[App and web page records]
/---
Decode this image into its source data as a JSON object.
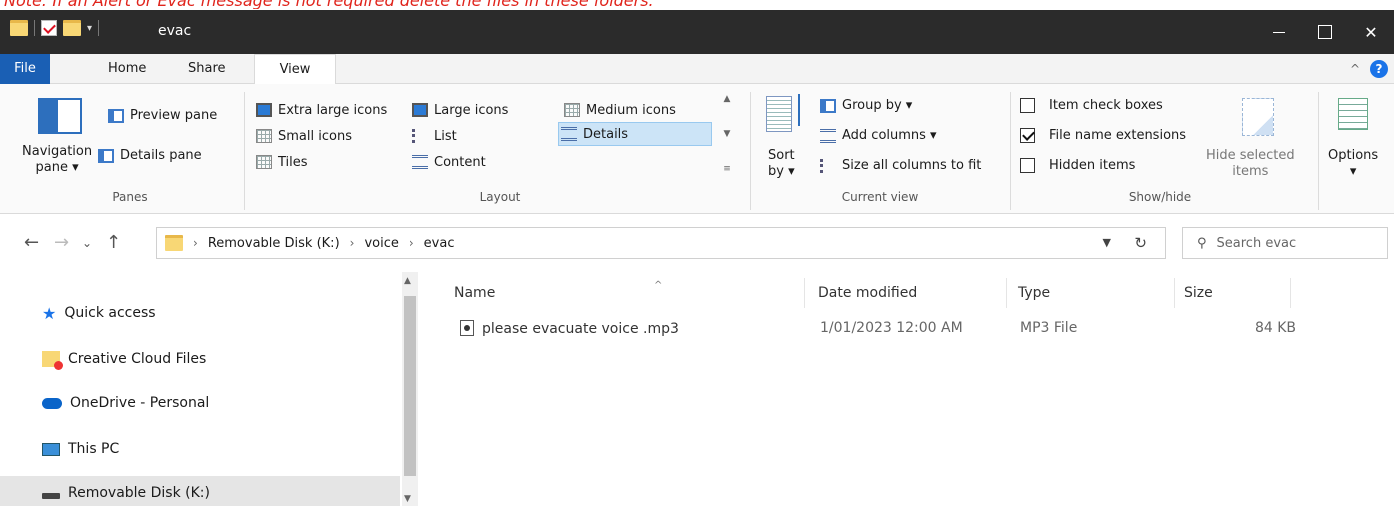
{
  "note": "Note: If an Alert or Evac message is not required delete the files in these folders.",
  "window": {
    "title": "evac",
    "minimize_glyph": "—",
    "close_glyph": "✕",
    "qat_dropdown_glyph": "▾"
  },
  "tabs": {
    "file": "File",
    "home": "Home",
    "share": "Share",
    "view": "View",
    "help_glyph": "?"
  },
  "ribbon": {
    "panes": {
      "label": "Panes",
      "navigation_pane_line1": "Navigation",
      "navigation_pane_line2": "pane ▾",
      "preview_pane": "Preview pane",
      "details_pane": "Details pane"
    },
    "layout": {
      "label": "Layout",
      "extra_large_icons": "Extra large icons",
      "large_icons": "Large icons",
      "medium_icons": "Medium icons",
      "small_icons": "Small icons",
      "list": "List",
      "details": "Details",
      "tiles": "Tiles",
      "content": "Content",
      "selected": "Details"
    },
    "current_view": {
      "label": "Current view",
      "sort_by_line1": "Sort",
      "sort_by_line2": "by ▾",
      "group_by": "Group by ▾",
      "add_columns": "Add columns ▾",
      "size_all_columns": "Size all columns to fit"
    },
    "show_hide": {
      "label": "Show/hide",
      "item_check_boxes": "Item check boxes",
      "item_check_boxes_checked": false,
      "file_name_extensions": "File name extensions",
      "file_name_extensions_checked": true,
      "hidden_items": "Hidden items",
      "hidden_items_checked": false,
      "hide_selected_line1": "Hide selected",
      "hide_selected_line2": "items"
    },
    "options": {
      "label": "Options",
      "dropdown": "▾"
    }
  },
  "address": {
    "breadcrumbs": [
      "Removable Disk (K:)",
      "voice",
      "evac"
    ],
    "separator": "›",
    "search_placeholder": "Search evac"
  },
  "nav_pane": {
    "items": [
      {
        "label": "Quick access",
        "icon": "star-icon"
      },
      {
        "label": "Creative Cloud Files",
        "icon": "creative-cloud-icon"
      },
      {
        "label": "OneDrive - Personal",
        "icon": "onedrive-icon"
      },
      {
        "label": "This PC",
        "icon": "computer-icon"
      },
      {
        "label": "Removable Disk (K:)",
        "icon": "drive-icon",
        "selected": true
      }
    ]
  },
  "file_list": {
    "columns": {
      "name": "Name",
      "date_modified": "Date modified",
      "type": "Type",
      "size": "Size"
    },
    "rows": [
      {
        "name": "please evacuate voice .mp3",
        "date_modified": "1/01/2023 12:00 AM",
        "type": "MP3 File",
        "size": "84 KB"
      }
    ]
  },
  "colors": {
    "accent": "#1a5fb4",
    "note_red": "#e0241c",
    "titlebar": "#2b2b2b",
    "selection": "#cce4f7"
  }
}
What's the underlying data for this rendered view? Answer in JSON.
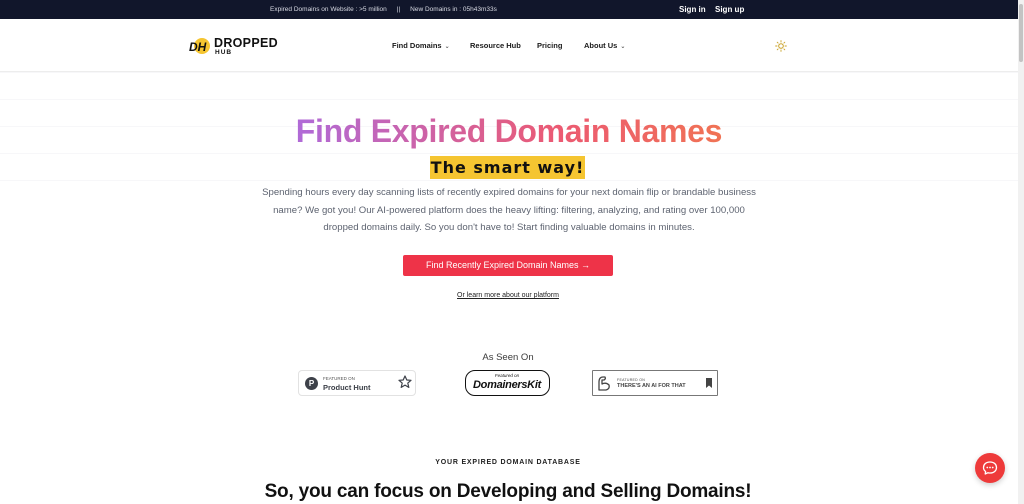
{
  "topbar": {
    "expired_label": "Expired Domains on Website : >5 million",
    "separator": "||",
    "new_label": "New Domains in : 05h43m33s",
    "signin": "Sign in",
    "signup": "Sign up"
  },
  "nav": {
    "logo_mark": "DH",
    "logo_word1": "DROPPED",
    "logo_word2": "HUB",
    "items": [
      {
        "label": "Find Domains",
        "chevron": "⌄"
      },
      {
        "label": "Resource Hub"
      },
      {
        "label": "Pricing"
      },
      {
        "label": "About Us",
        "chevron": "⌄"
      }
    ],
    "theme_icon": "sun-icon"
  },
  "hero": {
    "title": "Find Expired Domain Names",
    "highlight": "The smart way!",
    "description": "Spending hours every day scanning lists of recently expired domains for your next domain flip or brandable business name? We got you! Our AI-powered platform does the heavy lifting: filtering, analyzing, and rating over 100,000 dropped domains daily. So you don't have to! Start finding valuable domains in minutes.",
    "cta": "Find Recently Expired Domain Names →",
    "learn_more": "Or learn more about our platform"
  },
  "seen_on": {
    "title": "As Seen On",
    "producthunt": {
      "small": "FEATURED ON",
      "name": "Product Hunt",
      "mark": "P"
    },
    "domainerskit": {
      "small": "Featured on",
      "name": "DomainersKit"
    },
    "aiforthat": {
      "small": "FEATURED ON",
      "name": "THERE'S AN AI FOR THAT"
    }
  },
  "section": {
    "kicker": "YOUR EXPIRED DOMAIN DATABASE",
    "heading": "So, you can focus on Developing and Selling Domains!"
  },
  "colors": {
    "topbar": "#11162b",
    "cta": "#ee3348",
    "highlight": "#f5c531",
    "chat": "#ee3a3a"
  }
}
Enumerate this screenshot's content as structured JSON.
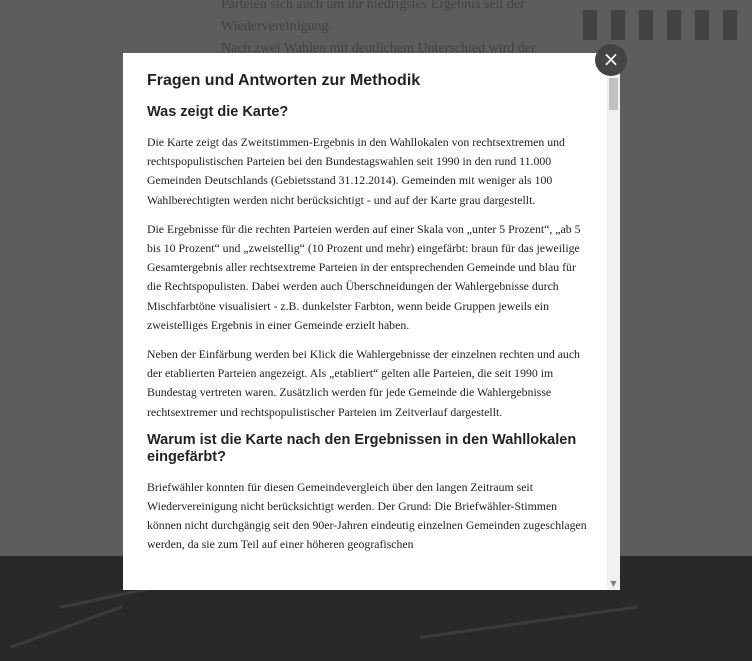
{
  "background": {
    "text_lines": [
      "Parteien sich auch um ihr niedrigstes Ergebnis seit der",
      "Wiedervereinigung.",
      "Nach zwei Wahlen mit deutlichem Unterschied wird der"
    ]
  },
  "modal": {
    "title": "Fragen und Antworten zur Methodik",
    "close_label": "×",
    "sections": [
      {
        "heading": "Was zeigt die Karte?",
        "paragraphs": [
          "Die Karte zeigt das Zweitstimmen-Ergebnis in den Wahllokalen von rechtsextremen und rechtspopulistischen Parteien bei den Bundestagswahlen seit 1990 in den rund 11.000 Gemeinden Deutschlands (Gebietsstand 31.12.2014). Gemeinden mit weniger als 100 Wahlberechtigten werden nicht berücksichtigt - und auf der Karte grau dargestellt.",
          "Die Ergebnisse für die rechten Parteien werden auf einer Skala von „unter 5 Prozent“, „ab 5 bis 10 Prozent“ und „zweistellig“ (10 Prozent und mehr) eingefärbt: braun für das jeweilige Gesamtergebnis aller rechtsextreme Parteien in der entsprechenden Gemeinde und blau für die Rechtspopulisten. Dabei werden auch Überschneidungen der Wahlergebnisse durch Mischfarbtöne visualisiert - z.B. dunkelster Farbton, wenn beide Gruppen jeweils ein zweistelliges Ergebnis in einer Gemeinde erzielt haben.",
          "Neben der Einfärbung werden bei Klick die Wahlergebnisse der einzelnen rechten und auch der etablierten Parteien angezeigt. Als „etabliert“ gelten alle Parteien, die seit 1990 im Bundestag vertreten waren. Zusätzlich werden für jede Gemeinde die Wahlergebnisse rechtsextremer und rechtspopulistischer Parteien im Zeitverlauf dargestellt."
        ]
      },
      {
        "heading": "Warum ist die Karte nach den Ergebnissen in den Wahllokalen eingefärbt?",
        "paragraphs": [
          "Briefwähler konnten für diesen Gemeindevergleich über den langen Zeitraum seit Wiedervereinigung nicht berücksichtigt werden. Der Grund: Die Briefwähler-Stimmen können nicht durchgängig seit den 90er-Jahren eindeutig einzelnen Gemeinden zugeschlagen werden, da sie zum Teil auf einer höheren geografischen"
        ]
      }
    ]
  },
  "scrollbar": {
    "up_icon": "▲",
    "down_icon": "▼"
  }
}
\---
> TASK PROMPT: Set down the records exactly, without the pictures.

> RESULT OF THE EXERCISE:
Decode this image into its source data as a JSON object.
{
  "note": "Note: If an Alert or Evac message is not required delete the files in these folders.",
  "window": {
    "title": "evac",
    "minimize_glyph": "—",
    "close_glyph": "✕",
    "qat_dropdown_glyph": "▾"
  },
  "tabs": {
    "file": "File",
    "home": "Home",
    "share": "Share",
    "view": "View",
    "help_glyph": "?"
  },
  "ribbon": {
    "panes": {
      "label": "Panes",
      "navigation_pane_line1": "Navigation",
      "navigation_pane_line2": "pane ▾",
      "preview_pane": "Preview pane",
      "details_pane": "Details pane"
    },
    "layout": {
      "label": "Layout",
      "extra_large_icons": "Extra large icons",
      "large_icons": "Large icons",
      "medium_icons": "Medium icons",
      "small_icons": "Small icons",
      "list": "List",
      "details": "Details",
      "tiles": "Tiles",
      "content": "Content",
      "selected": "Details"
    },
    "current_view": {
      "label": "Current view",
      "sort_by_line1": "Sort",
      "sort_by_line2": "by ▾",
      "group_by": "Group by ▾",
      "add_columns": "Add columns ▾",
      "size_all_columns": "Size all columns to fit"
    },
    "show_hide": {
      "label": "Show/hide",
      "item_check_boxes": "Item check boxes",
      "item_check_boxes_checked": false,
      "file_name_extensions": "File name extensions",
      "file_name_extensions_checked": true,
      "hidden_items": "Hidden items",
      "hidden_items_checked": false,
      "hide_selected_line1": "Hide selected",
      "hide_selected_line2": "items"
    },
    "options": {
      "label": "Options",
      "dropdown": "▾"
    }
  },
  "address": {
    "breadcrumbs": [
      "Removable Disk (K:)",
      "voice",
      "evac"
    ],
    "separator": "›",
    "search_placeholder": "Search evac"
  },
  "nav_pane": {
    "items": [
      {
        "label": "Quick access",
        "icon": "star-icon"
      },
      {
        "label": "Creative Cloud Files",
        "icon": "creative-cloud-icon"
      },
      {
        "label": "OneDrive - Personal",
        "icon": "onedrive-icon"
      },
      {
        "label": "This PC",
        "icon": "computer-icon"
      },
      {
        "label": "Removable Disk (K:)",
        "icon": "drive-icon",
        "selected": true
      }
    ]
  },
  "file_list": {
    "columns": {
      "name": "Name",
      "date_modified": "Date modified",
      "type": "Type",
      "size": "Size"
    },
    "rows": [
      {
        "name": "please evacuate voice .mp3",
        "date_modified": "1/01/2023 12:00 AM",
        "type": "MP3 File",
        "size": "84 KB"
      }
    ]
  },
  "colors": {
    "accent": "#1a5fb4",
    "note_red": "#e0241c",
    "titlebar": "#2b2b2b",
    "selection": "#cce4f7"
  }
}
What's the underlying data for this rendered view? Answer in JSON.
{
  "topbar": {
    "expired_label": "Expired Domains on Website : >5 million",
    "separator": "||",
    "new_label": "New Domains in : 05h43m33s",
    "signin": "Sign in",
    "signup": "Sign up"
  },
  "nav": {
    "logo_mark": "DH",
    "logo_word1": "DROPPED",
    "logo_word2": "HUB",
    "items": [
      {
        "label": "Find Domains",
        "chevron": "⌄"
      },
      {
        "label": "Resource Hub"
      },
      {
        "label": "Pricing"
      },
      {
        "label": "About Us",
        "chevron": "⌄"
      }
    ],
    "theme_icon": "sun-icon"
  },
  "hero": {
    "title": "Find Expired Domain Names",
    "highlight": "The smart way!",
    "description": "Spending hours every day scanning lists of recently expired domains for your next domain flip or brandable business name? We got you! Our AI-powered platform does the heavy lifting: filtering, analyzing, and rating over 100,000 dropped domains daily. So you don't have to! Start finding valuable domains in minutes.",
    "cta": "Find Recently Expired Domain Names →",
    "learn_more": "Or learn more about our platform"
  },
  "seen_on": {
    "title": "As Seen On",
    "producthunt": {
      "small": "FEATURED ON",
      "name": "Product Hunt",
      "mark": "P"
    },
    "domainerskit": {
      "small": "Featured on",
      "name": "DomainersKit"
    },
    "aiforthat": {
      "small": "FEATURED ON",
      "name": "THERE'S AN AI FOR THAT"
    }
  },
  "section": {
    "kicker": "YOUR EXPIRED DOMAIN DATABASE",
    "heading": "So, you can focus on Developing and Selling Domains!"
  },
  "colors": {
    "topbar": "#11162b",
    "cta": "#ee3348",
    "highlight": "#f5c531",
    "chat": "#ee3a3a"
  }
}
Enumerate this screenshot's content as structured JSON.
{
  "background": {
    "text_lines": [
      "Parteien sich auch um ihr niedrigstes Ergebnis seit der",
      "Wiedervereinigung.",
      "Nach zwei Wahlen mit deutlichem Unterschied wird der"
    ]
  },
  "modal": {
    "title": "Fragen und Antworten zur Methodik",
    "close_label": "×",
    "sections": [
      {
        "heading": "Was zeigt die Karte?",
        "paragraphs": [
          "Die Karte zeigt das Zweitstimmen-Ergebnis in den Wahllokalen von rechtsextremen und rechtspopulistischen Parteien bei den Bundestagswahlen seit 1990 in den rund 11.000 Gemeinden Deutschlands (Gebietsstand 31.12.2014). Gemeinden mit weniger als 100 Wahlberechtigten werden nicht berücksichtigt - und auf der Karte grau dargestellt.",
          "Die Ergebnisse für die rechten Parteien werden auf einer Skala von „unter 5 Prozent“, „ab 5 bis 10 Prozent“ und „zweistellig“ (10 Prozent und mehr) eingefärbt: braun für das jeweilige Gesamtergebnis aller rechtsextreme Parteien in der entsprechenden Gemeinde und blau für die Rechtspopulisten. Dabei werden auch Überschneidungen der Wahlergebnisse durch Mischfarbtöne visualisiert - z.B. dunkelster Farbton, wenn beide Gruppen jeweils ein zweistelliges Ergebnis in einer Gemeinde erzielt haben.",
          "Neben der Einfärbung werden bei Klick die Wahlergebnisse der einzelnen rechten und auch der etablierten Parteien angezeigt. Als „etabliert“ gelten alle Parteien, die seit 1990 im Bundestag vertreten waren. Zusätzlich werden für jede Gemeinde die Wahlergebnisse rechtsextremer und rechtspopulistischer Parteien im Zeitverlauf dargestellt."
        ]
      },
      {
        "heading": "Warum ist die Karte nach den Ergebnissen in den Wahllokalen eingefärbt?",
        "paragraphs": [
          "Briefwähler konnten für diesen Gemeindevergleich über den langen Zeitraum seit Wiedervereinigung nicht berücksichtigt werden. Der Grund: Die Briefwähler-Stimmen können nicht durchgängig seit den 90er-Jahren eindeutig einzelnen Gemeinden zugeschlagen werden, da sie zum Teil auf einer höheren geografischen"
        ]
      }
    ]
  },
  "scrollbar": {
    "up_icon": "▲",
    "down_icon": "▼"
  }
}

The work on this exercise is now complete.